Tom Molito watched Mickey Mantle from the upper deck in left field as a 17-year-old New York Yankees fan. Little did Tom dream that in the distant future, he and Mickey would become the best of friends, but this is not about friendship. It is about the excruciating tension some fans experience when watching the seventh game of the World Series.
Tom, his uncle Chubby and grandfather Mac got into their seats in the upper deck near the left field foul pole about an hour before the start of the game. Racing through Tom’s mind endlessly was the fact that it was the seventh game of the 1957 World Series. It made him very nervous.
Uncle Chubby asked Tom if he wanted anything to eat. The thought of food made Tom nauseous.
The Yankees were taking batting practice, but Tom refused to watch them hit because he didn’t want to use up all the home runs during batting practice. He wanted to see them when they counted, which reminded him of the belief that a hitter has a limited number of good swings and a pitcher has a limited number of throws in his arm.
MIckey Mantle wasn’t supposed to play. Milwaukee Braves second baseman Red Schoendienst fell on Mickey’s right shoulder on a pick off play, forcing both of them out the fourth game, but this was the seventh game of the World Series. Mickey played and Tom felt more confident.
Warren Spahn was scheduled to start, but he had the flu, forcing Milwaukee Braves manager Fred Haney to start Lew Burdette, who had pitched a shut out in Game Five on two days rest. It is not possible that would have happened today.
Don Larsen completed his warm up tosses and Bob Hazle, a late season call up who batted over .400, stepped into the batter’s box.
Tom’s stomach was churning, but not from hunger, What surprised him was once Larsen threw his first pitch, he started to calm down. He told himself it was just another ball game, but he didn’t come close to believing it.
It as difficult to gauge the strike zone from where Tom was sitting, but that didn’t stop the fans near him from helping home plate umpire Bill McKinley make his calls.
The Braves went down in order in the first,
Hank Bauer, the gritty ex-Marine, hit Burdette’s first pitch for a double. The tension welled up again. The Yankees had to score. They didn’t.
Tom knew there was trouble when Enos Slaughter hit a come backer to the mound. Bauer was hung up between second and third.
Bauer returned safely to second, but the aggressive Slaughter never stopped as he rounded first base with his head down. He was tagged out. Mickey Mantle was the batter.
All Tom’s idol could do was hit a soft ground ball back to Burdette for the second out. Tom’s uncle Chubby hit his knee with his fist in disgust. Tom was afraid to look at grandfather. You had to get Burdette when you had the chance.
MIckey was a great hitter, but opponents feared Yogi Berra as much as Mickey.
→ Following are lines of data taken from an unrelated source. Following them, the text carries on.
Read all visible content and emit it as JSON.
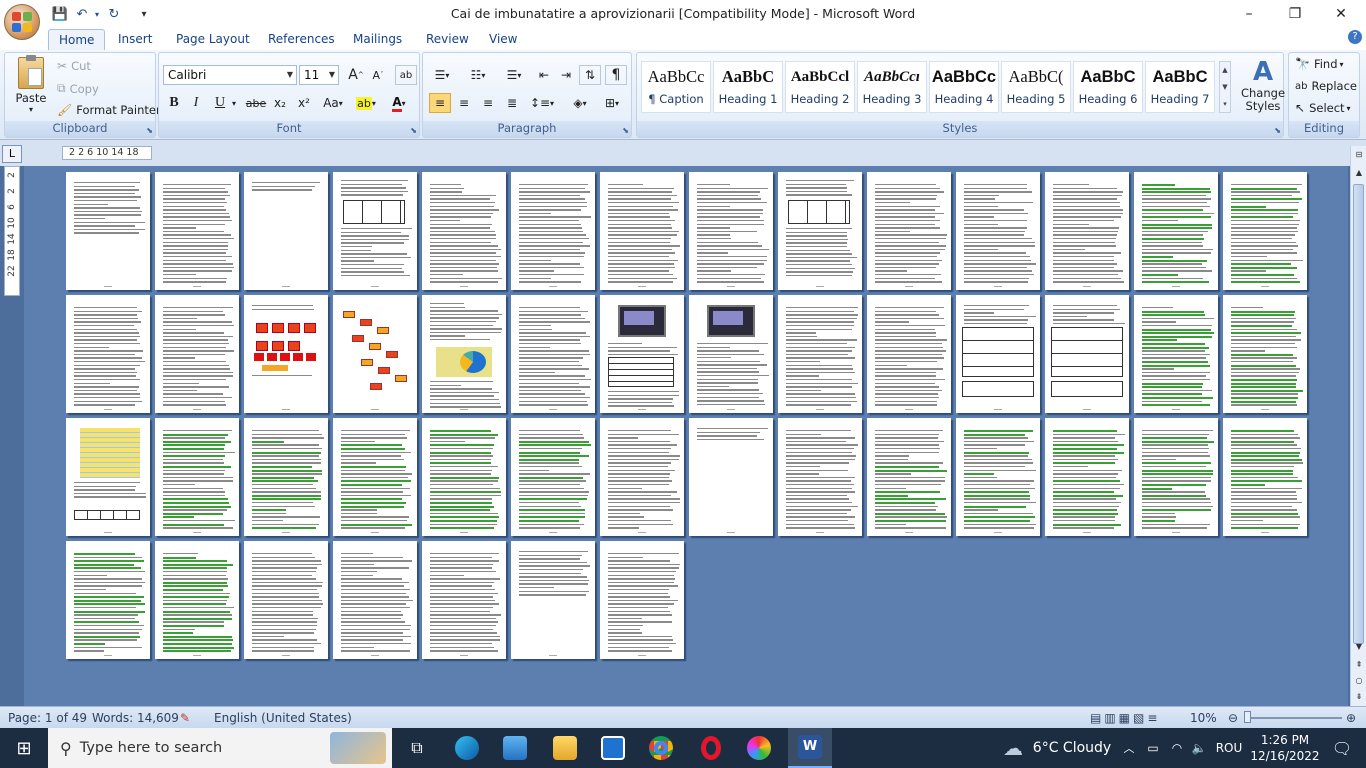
{
  "window": {
    "title": "Cai de imbunatatire a aprovizionarii [Compatibility Mode] - Microsoft Word",
    "controls": {
      "minimize": "–",
      "restore": "❐",
      "close": "✕"
    }
  },
  "quick_access": {
    "save": "💾",
    "undo": "↶",
    "redo": "↻",
    "customize": "▾"
  },
  "tabs": [
    "Home",
    "Insert",
    "Page Layout",
    "References",
    "Mailings",
    "Review",
    "View"
  ],
  "active_tab": "Home",
  "help_icon": "?",
  "clipboard": {
    "label": "Clipboard",
    "paste": "Paste",
    "cut": "Cut",
    "copy": "Copy",
    "format_painter": "Format Painter"
  },
  "font": {
    "label": "Font",
    "family": "Calibri",
    "size": "11",
    "grow": "A",
    "shrink": "A",
    "bold": "B",
    "italic": "I",
    "underline": "U",
    "strike": "abe",
    "subscript": "x₂",
    "superscript": "x²",
    "change_case": "Aa",
    "highlight": "ab",
    "font_color": "A"
  },
  "paragraph": {
    "label": "Paragraph",
    "show_marks": "¶"
  },
  "styles": {
    "label": "Styles",
    "items": [
      {
        "preview": "AaBbCc",
        "name": "¶ Caption"
      },
      {
        "preview": "AaBbC",
        "name": "Heading 1"
      },
      {
        "preview": "AaBbCcl",
        "name": "Heading 2"
      },
      {
        "preview": "AaBbCcı",
        "name": "Heading 3"
      },
      {
        "preview": "AaBbCc",
        "name": "Heading 4"
      },
      {
        "preview": "AaBbC(",
        "name": "Heading 5"
      },
      {
        "preview": "AaBbC",
        "name": "Heading 6"
      },
      {
        "preview": "AaBbC",
        "name": "Heading 7"
      }
    ],
    "change_styles": "Change Styles"
  },
  "editing": {
    "label": "Editing",
    "find": "Find",
    "replace": "Replace",
    "select": "Select"
  },
  "ruler": {
    "corner": "L",
    "marks": "2  2   6   10   14  18"
  },
  "vruler_marks": [
    "2",
    "2",
    "6",
    "10",
    "14",
    "18",
    "22"
  ],
  "status": {
    "page": "Page: 1 of 49",
    "words": "Words: 14,609",
    "language": "English (United States)",
    "zoom": "10%"
  },
  "taskbar": {
    "search_placeholder": "Type here to search",
    "weather": "6°C  Cloudy",
    "lang": "ROU",
    "time": "1:26 PM",
    "date": "12/16/2022"
  },
  "colors": {
    "ribbon_bg": "#dde8f6",
    "canvas_bg": "#5c7fb0",
    "highlight_green": "#3aa035",
    "taskbar_bg": "#1c2d42"
  }
}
Haney ordered an intentional walk. He knew how important it was to score first. Gil McDougald popped up to end the threat.
Tom really got sick in the third inning.
Larsen retired Burdette on a foul pop up behind third, but Hazle, going the other way, hit a single to left. Then the Yankees lost the World Series.
Johnny Logan hit a scorching grounder to third base that looked like a certain double play. Tony Kubek fielded it cleanly and fired to Jerry Coleman at second, but Kubek’s throw pulled Coleman off the bag.
Coleman fired to first in an attempt to get at least one out, but Logan beat the throw, putting Braves at first and second with one out.
Tom keep repeating to Chubby and Mac, “The inning should be over, the inning should be over.” But it was just starting.
Eddie Mathews drove in Hazle and Logan with a double down the right field line, Bobby Shantz came in for Larsen, the Braves scored two more runs, and Tom was crestfallen.
As Tom left the ball park, the joy and excitement of watching the seventh game of the World Series was gone.
Chubby asked Mac and Tom if they wanted to get something to eat before they drove home to Yonkers. Tom said he didn’t mind if they went to the Roxy Deli but he wasn’t hungry.
Tom didn’t eat until breakfast.
Drebinger, John. “Burdette Hurls 7-Hit Shutout in 7th Game for His 3d Victory. Braves Win and Take Series.” New York Times. 11 Oct. 1957. p.1.
Molito, Tom and Harold Friend. Double Dating With Mickey Mantle. New York. 2011